Kentucky Ag News
USDA announces conservation reserve program signup
WASHINGTON – Secretary of Agriculture Tom Vilsack today reminded farmers and ranchers that the U.S. Department of Agriculture (USDA) will conduct a four-week Conservation Reserve Program (CRP) general sign-up beginning May 20 and ending on June 14. Vilsack also announced the restart of sign-up for continuous CRP, including the Conservation Reserve Enhancement Program, State Acres for Wildlife Enhancement Initiative, the Highly Erodible Land Initiative, the Grassland Restoration Initiative, the Pollinator Habitat Initiative and other related initiatives. Sign-up for continuous CRP began on May 13 and will continue through Sept. 30, 2013.
"As always, we expect strong competition to enroll acres into CRP, and we urge interested producers to maximize their environmental benefits and to make cost-effective offers," said Vilsack. "CRP is an important program for protecting environmentally sensitive lands from erosion and sedimentation, and for ensuring the sustainability of our groundwater, lakes, rivers, ponds and streams. Through the voluntary participation of our farmers and ranchers, CRP helps us to protect our natural resources, preserve wildlife habitat and bring good paying jobs to rural America related to hunting, fishing, and outdoor recreation."
Vilsack encouraged producers to look into CRP's other enrollment opportunities offered on a continuous, non-competitive, sign-up basis.
CRP has a 27-year legacy of successfully protecting the nation's natural resources through voluntary participation, while providing significant economic and environmental benefits to rural communities across the United States. Producers enrolled in CRP plant long-term, resource-conserving covers to improve the quality of water, control soil erosion and develop wildlife habitat. In return, USDA provides participants with rental payments and cost-share assistance. Contract duration is between 10 and 15 years. Currently, 27 million acres are enrolled in CRP through 700,000 contracts on 390,000 farms throughout the U.S., with enrollment in 49 states and Puerto Rico. Contracts on an estimated 3.3 million acres will expire on Sept. 30, 2013. Enrollment authority for all types of CRP, which had expired Sept. 30, 2012, was extended through 2013 by the American Taxpayer Relief Act of 2012.
Offers for general sign-up CRP contracts are ranked according to an Environmental Benefits Index (EBI). USDA's Farm Service Agency (FSA) collects data for each of the EBI factors based on the relative environmental benefits for the land offered. FSA uses the following factors to assess the environmental benefits for the land offered:
- Wildlife habitat benefits resulting from covers on contract acreage;
- Water quality benefits from reduced erosion, runoff and leaching;
- On-farm benefits from reduced erosion;
- Benefits that will likely endure beyond the contract period;
- Air quality benefits from reduced wind erosion; and

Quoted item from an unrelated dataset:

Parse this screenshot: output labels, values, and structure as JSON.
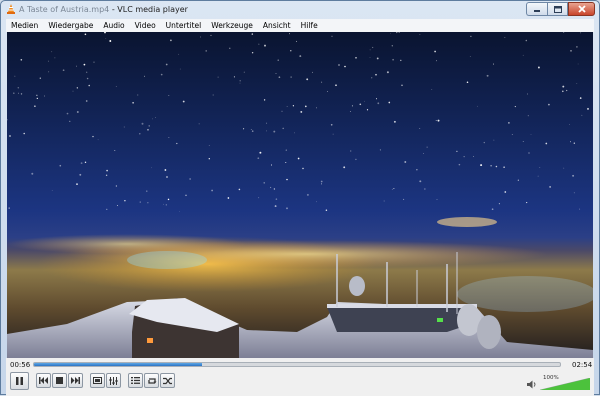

CRP soil rental rates for non-irrigated cropland were updated this year to better reflect location and market conditions. A nationwide cap was placed on the maximum amount that may be paid per acre for the general sign-up. Taken together these steps help ensure that taxpayer dollars are spent in a fiscally responsible manner while producing the maximum environmental benefits for each dollar spent.
CRP is the largest USDA conservation program and continues to make major contributions to national efforts to improve water and air quality, prevent soil erosion, and protect the most sensitive areas including those prone to flash flooding and runoff. At the same time, CRP has helped increase populations of pheasants, quail and ducks and is recognized as benefiting certain rare species like the sage grouse, the lesser prairie chicken and other grassland birds. Highlights of CRP accomplishments include:
- The restoration of more than 2 million acres of wetlands and two million acres of riparian buffers;
- Prevention of more than 600 million pounds of nitrogen and more than 100 million pounds of phosphorous from flowing into our nation's streams, rivers, and lakes.
- Providing $1.8 billion annually to landowners — dollars that make their way into local economies, supporting small businesses and creating jobs; and
- Sequestering more carbon than any other conservation program in the country. By placing vulnerable cropland into conservation, CRP sequesters carbon in plants and soil and reduces both fuel and fertilizer usage. In 2011, CRP resulted in carbon sequestration equal to taking almost 10 million cars off the road.